There’s perhaps no quicker way to confuse your readers than by the use of dangling or misplaced modifiers. The Random House Dictionary of the English Language defines a dangling modifier as a word or phrase “that appears from its position to modify an element of the sentence other than the one it was intended to modify.” The results can often be confusing and/or amusing.
For example, Random House offers this sentence: “Plunging hundreds of feet into the gorge, we saw Yosemite Falls.” Instead of modifying Yosemite Falls, the opening clause incorrectly modifies “we.” Simply moving the clause from the beginning of the sentence to the end would convey the intended meaning.
Another example, from Strunk and White’s classic, The Elements of Style: “I saw the trailer peeking through the window.” In this case, starting this sentence with the modifying clause would eliminate the problem.
The late Groucho Marx was a master at using dangling modifiers to get some laughs. Consider this example from the 1930 Marx Brothers film, Animal Crackers: “One morning, I shot an elephant in my pajamas. How he got into my pajamas I’ll never know.”
In the August 30, 2008 issue of his excellent ezine, World Wide Words, Michael Quinion includes a wedding announcement sent to him by a subscriber.
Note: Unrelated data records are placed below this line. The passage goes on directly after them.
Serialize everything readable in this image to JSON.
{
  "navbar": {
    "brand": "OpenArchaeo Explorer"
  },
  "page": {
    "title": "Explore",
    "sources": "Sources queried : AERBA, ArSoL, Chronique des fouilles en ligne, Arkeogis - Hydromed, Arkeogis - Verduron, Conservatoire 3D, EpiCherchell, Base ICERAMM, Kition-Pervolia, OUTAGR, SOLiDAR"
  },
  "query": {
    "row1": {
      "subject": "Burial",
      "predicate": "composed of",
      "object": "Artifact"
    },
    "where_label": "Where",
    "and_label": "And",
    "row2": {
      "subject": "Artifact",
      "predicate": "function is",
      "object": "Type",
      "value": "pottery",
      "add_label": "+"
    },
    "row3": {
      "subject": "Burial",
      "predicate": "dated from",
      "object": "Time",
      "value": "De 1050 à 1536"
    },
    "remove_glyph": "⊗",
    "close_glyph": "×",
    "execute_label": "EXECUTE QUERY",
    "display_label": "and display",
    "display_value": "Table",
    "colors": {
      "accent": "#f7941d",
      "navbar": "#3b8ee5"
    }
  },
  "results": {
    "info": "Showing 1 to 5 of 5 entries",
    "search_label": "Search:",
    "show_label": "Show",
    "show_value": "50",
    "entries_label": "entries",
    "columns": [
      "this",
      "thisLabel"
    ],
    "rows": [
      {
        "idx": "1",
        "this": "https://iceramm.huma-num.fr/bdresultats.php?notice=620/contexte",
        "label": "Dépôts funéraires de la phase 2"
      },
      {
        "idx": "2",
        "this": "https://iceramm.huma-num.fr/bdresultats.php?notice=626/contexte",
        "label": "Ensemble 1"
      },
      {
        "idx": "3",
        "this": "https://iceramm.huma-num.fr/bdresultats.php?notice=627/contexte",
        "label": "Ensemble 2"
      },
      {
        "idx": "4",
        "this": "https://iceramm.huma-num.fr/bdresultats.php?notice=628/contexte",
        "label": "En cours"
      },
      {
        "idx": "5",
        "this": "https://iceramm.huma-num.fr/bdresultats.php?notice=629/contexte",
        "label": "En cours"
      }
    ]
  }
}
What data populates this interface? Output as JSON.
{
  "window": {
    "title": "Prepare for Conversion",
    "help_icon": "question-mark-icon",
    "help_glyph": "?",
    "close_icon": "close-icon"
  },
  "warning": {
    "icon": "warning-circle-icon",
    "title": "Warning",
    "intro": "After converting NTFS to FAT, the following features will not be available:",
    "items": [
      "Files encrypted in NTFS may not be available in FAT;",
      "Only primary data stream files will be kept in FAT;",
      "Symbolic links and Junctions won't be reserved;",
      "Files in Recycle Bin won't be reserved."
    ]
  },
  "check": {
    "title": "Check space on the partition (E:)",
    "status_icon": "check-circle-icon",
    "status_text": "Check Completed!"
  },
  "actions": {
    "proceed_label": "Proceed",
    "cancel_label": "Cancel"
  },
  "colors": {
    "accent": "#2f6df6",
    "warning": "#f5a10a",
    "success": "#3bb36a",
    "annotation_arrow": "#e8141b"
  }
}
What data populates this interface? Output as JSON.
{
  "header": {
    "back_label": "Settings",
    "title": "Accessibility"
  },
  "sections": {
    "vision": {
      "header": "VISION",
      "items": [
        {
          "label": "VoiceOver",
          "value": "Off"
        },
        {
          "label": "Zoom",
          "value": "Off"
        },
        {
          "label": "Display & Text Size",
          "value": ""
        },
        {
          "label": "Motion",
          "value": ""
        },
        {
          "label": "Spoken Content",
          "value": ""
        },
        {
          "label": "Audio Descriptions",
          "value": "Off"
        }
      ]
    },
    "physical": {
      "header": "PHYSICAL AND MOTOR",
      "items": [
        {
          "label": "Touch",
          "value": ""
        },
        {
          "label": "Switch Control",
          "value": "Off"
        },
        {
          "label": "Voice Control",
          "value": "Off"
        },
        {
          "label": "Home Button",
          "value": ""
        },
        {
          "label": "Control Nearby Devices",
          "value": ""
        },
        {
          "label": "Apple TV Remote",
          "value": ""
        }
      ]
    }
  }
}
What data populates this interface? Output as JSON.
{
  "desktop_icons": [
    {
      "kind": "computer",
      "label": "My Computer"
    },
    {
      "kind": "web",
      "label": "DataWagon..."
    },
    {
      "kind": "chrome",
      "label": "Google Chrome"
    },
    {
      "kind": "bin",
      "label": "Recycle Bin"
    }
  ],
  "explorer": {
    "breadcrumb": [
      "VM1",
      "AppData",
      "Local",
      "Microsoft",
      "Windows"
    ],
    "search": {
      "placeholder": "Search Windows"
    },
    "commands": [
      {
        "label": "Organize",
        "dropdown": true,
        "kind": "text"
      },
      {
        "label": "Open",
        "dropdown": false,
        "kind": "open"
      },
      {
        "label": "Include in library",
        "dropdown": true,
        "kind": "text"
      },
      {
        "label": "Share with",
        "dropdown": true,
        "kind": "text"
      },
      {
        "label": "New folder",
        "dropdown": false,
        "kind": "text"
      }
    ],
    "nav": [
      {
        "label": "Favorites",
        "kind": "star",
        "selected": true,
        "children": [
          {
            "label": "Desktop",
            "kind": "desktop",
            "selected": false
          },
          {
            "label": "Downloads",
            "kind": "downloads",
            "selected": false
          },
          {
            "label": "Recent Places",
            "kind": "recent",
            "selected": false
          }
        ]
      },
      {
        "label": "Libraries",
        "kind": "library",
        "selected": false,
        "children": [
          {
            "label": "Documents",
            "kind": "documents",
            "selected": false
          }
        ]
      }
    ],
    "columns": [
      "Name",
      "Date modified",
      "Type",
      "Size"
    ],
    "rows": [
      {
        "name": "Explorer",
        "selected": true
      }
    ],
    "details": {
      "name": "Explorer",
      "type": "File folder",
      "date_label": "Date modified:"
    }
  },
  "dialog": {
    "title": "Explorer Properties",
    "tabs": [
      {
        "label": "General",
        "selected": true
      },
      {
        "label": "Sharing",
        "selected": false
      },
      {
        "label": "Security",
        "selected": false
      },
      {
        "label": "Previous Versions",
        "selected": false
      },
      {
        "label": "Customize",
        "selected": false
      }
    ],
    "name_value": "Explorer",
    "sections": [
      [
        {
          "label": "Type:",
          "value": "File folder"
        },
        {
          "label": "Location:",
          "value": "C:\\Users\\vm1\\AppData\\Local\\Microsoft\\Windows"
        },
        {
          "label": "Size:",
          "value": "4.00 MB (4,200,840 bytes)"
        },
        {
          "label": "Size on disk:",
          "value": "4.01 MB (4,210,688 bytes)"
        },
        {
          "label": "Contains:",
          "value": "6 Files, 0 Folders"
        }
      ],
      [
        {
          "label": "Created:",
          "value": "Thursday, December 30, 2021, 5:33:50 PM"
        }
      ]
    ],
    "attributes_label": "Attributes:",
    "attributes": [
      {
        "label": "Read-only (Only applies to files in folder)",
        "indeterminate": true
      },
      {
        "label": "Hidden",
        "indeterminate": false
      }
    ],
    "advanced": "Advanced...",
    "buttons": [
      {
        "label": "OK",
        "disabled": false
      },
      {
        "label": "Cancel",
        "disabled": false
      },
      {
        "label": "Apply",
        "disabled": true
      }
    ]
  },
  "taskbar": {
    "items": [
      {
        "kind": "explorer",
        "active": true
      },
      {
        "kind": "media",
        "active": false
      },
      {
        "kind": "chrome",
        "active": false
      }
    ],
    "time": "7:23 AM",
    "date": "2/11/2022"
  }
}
It reads: “Amber was escorted by her father wearing a strapless silk wedding gown designed by Marianne Lanting carrying a tropical floral bouquet.” Quinion adds: “Quick question: which of the three of them was holding the flowers?” (I’m sure dear old Dad looked smashing in that strapless gown.)
Michael ceased publishing his weekly ezine in 2017, but you’ll find nearly 3,000 articles about this language of ours on his website: www.worldwidewords.org.